── Supplied records
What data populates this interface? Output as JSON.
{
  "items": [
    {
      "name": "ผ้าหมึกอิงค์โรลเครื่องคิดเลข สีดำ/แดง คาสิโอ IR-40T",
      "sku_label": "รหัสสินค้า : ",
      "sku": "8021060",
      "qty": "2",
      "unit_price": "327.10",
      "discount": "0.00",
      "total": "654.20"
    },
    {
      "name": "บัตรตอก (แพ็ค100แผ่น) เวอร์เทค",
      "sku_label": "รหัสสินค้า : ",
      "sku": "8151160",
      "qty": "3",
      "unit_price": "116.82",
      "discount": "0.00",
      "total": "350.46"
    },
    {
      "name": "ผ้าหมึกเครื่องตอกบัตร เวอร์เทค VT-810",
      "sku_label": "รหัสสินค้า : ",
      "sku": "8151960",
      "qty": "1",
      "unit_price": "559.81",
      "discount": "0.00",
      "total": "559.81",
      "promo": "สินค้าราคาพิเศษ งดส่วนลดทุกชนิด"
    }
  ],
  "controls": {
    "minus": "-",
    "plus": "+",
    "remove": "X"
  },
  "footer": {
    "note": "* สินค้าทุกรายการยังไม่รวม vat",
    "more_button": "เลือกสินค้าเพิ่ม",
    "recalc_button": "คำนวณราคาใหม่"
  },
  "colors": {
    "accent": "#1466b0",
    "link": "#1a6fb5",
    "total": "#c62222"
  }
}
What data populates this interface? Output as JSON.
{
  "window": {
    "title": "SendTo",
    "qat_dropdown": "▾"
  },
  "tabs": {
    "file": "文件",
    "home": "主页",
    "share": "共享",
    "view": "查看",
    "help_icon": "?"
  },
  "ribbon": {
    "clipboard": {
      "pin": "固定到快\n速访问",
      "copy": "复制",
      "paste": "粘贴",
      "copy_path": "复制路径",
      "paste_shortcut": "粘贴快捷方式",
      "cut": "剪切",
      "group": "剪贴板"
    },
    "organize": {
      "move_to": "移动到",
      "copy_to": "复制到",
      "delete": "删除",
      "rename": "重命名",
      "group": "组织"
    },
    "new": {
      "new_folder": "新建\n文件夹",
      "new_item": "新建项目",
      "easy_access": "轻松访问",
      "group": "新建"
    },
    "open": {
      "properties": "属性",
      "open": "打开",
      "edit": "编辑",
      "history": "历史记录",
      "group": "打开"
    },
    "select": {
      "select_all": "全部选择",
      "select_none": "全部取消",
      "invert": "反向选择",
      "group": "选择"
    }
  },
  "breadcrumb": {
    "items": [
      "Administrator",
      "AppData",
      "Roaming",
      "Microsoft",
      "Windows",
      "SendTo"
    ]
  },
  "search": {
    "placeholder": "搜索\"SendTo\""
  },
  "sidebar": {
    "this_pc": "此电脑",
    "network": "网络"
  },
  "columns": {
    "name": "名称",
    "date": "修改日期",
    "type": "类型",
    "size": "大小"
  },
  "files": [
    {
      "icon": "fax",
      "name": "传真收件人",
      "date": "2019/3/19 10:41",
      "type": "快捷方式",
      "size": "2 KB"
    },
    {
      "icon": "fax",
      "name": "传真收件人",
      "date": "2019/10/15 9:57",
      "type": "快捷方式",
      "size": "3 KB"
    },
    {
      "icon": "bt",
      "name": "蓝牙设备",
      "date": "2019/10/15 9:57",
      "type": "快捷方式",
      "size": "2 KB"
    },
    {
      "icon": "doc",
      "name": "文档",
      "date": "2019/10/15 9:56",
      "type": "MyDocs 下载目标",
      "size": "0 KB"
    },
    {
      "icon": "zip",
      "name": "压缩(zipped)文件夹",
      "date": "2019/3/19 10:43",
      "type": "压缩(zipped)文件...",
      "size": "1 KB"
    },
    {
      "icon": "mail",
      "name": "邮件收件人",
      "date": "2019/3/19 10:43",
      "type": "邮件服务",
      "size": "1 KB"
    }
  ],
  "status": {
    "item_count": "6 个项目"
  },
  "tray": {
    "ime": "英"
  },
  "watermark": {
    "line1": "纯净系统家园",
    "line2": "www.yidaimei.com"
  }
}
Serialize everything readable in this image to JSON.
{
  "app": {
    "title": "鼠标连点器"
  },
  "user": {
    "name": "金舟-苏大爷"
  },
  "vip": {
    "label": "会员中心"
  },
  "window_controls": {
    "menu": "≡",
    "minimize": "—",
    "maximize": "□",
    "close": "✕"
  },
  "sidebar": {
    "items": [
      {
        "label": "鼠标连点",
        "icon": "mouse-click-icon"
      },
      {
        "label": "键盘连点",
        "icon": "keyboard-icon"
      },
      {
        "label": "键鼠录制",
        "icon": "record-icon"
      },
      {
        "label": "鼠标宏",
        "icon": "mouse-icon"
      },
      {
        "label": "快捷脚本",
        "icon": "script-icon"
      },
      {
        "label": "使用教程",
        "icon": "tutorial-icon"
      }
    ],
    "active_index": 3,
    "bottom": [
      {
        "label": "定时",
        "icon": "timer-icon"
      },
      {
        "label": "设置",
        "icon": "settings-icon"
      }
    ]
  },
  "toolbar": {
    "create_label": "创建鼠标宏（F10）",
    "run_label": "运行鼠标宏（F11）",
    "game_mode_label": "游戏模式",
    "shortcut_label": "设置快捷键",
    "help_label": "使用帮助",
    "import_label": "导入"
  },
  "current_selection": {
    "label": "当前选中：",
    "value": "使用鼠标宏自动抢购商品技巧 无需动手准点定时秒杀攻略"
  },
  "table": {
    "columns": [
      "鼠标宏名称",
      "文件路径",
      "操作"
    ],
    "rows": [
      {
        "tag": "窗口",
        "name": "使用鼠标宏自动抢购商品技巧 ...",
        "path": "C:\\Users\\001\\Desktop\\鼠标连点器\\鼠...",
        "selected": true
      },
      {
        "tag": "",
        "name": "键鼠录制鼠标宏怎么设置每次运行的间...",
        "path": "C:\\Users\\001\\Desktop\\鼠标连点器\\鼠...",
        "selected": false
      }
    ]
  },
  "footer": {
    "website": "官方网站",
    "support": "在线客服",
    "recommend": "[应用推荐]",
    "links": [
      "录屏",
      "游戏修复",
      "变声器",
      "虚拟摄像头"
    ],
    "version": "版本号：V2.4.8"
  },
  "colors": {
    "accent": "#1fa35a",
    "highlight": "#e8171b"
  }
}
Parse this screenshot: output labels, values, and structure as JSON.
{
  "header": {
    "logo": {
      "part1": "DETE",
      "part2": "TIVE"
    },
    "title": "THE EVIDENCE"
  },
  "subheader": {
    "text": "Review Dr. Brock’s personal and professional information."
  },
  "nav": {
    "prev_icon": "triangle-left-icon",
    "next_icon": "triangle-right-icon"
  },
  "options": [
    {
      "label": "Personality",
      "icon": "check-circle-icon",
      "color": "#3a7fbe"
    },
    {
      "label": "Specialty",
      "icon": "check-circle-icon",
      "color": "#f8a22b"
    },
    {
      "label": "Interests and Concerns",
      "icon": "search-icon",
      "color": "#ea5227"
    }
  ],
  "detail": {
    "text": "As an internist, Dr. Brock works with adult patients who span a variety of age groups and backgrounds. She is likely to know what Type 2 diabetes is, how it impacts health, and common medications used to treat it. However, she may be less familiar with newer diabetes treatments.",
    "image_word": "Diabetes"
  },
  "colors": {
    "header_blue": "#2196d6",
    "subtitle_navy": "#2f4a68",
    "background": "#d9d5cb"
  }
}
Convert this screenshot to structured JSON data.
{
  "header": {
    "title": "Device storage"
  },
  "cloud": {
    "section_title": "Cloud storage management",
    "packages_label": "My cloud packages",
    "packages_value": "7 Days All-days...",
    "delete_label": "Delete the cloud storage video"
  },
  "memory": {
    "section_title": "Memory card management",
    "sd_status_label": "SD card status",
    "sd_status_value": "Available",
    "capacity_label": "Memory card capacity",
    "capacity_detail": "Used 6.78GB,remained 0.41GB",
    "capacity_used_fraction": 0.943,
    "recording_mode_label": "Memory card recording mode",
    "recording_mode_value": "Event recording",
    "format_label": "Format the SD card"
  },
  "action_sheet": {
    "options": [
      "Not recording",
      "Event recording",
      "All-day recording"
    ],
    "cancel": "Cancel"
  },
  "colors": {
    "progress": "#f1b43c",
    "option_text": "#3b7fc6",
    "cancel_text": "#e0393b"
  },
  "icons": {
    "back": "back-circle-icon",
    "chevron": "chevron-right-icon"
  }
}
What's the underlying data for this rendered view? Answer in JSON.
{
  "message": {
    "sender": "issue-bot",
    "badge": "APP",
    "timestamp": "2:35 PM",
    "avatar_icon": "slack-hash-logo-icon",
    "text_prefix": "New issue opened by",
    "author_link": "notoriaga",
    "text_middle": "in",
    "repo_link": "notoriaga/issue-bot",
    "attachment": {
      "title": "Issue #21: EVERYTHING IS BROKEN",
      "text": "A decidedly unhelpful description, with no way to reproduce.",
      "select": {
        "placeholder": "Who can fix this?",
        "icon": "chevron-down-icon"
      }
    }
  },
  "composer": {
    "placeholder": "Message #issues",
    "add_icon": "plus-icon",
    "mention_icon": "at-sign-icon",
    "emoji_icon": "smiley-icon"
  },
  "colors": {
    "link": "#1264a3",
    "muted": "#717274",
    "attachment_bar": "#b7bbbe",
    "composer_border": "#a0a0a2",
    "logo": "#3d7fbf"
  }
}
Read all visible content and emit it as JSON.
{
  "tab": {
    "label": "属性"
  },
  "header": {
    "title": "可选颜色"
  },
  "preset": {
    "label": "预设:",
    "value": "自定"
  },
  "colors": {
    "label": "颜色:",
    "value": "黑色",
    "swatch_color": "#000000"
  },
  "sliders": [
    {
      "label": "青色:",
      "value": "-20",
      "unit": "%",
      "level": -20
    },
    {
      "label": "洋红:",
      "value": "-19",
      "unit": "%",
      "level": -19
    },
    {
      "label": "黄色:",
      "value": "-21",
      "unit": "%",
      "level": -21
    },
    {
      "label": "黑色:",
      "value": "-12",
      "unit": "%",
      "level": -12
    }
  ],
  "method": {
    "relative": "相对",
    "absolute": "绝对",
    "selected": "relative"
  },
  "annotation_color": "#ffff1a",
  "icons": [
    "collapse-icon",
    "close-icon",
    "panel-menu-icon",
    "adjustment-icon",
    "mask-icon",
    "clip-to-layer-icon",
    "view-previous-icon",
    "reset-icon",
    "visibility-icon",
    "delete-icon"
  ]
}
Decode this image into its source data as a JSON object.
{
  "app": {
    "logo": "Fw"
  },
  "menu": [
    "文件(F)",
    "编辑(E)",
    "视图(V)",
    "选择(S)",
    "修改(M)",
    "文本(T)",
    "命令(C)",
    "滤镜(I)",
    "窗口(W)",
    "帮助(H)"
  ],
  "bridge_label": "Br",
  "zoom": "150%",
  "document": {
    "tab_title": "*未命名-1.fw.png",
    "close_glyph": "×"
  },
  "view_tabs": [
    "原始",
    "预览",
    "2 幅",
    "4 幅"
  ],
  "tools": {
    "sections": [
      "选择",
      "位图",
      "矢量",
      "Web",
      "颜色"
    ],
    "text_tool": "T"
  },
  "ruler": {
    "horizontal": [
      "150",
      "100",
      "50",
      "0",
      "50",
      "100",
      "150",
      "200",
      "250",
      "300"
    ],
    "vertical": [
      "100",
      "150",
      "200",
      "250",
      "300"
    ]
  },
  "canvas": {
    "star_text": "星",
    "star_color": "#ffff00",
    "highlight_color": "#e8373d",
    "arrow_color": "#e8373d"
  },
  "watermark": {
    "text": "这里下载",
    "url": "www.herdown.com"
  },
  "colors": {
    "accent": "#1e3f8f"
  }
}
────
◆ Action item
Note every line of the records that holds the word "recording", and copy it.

◆ Written response
    "recording_mode_label": "Memory card recording mode",
    "recording_mode_value": "Event recording",
      "Not recording",
      "Event recording",
      "All-day recording"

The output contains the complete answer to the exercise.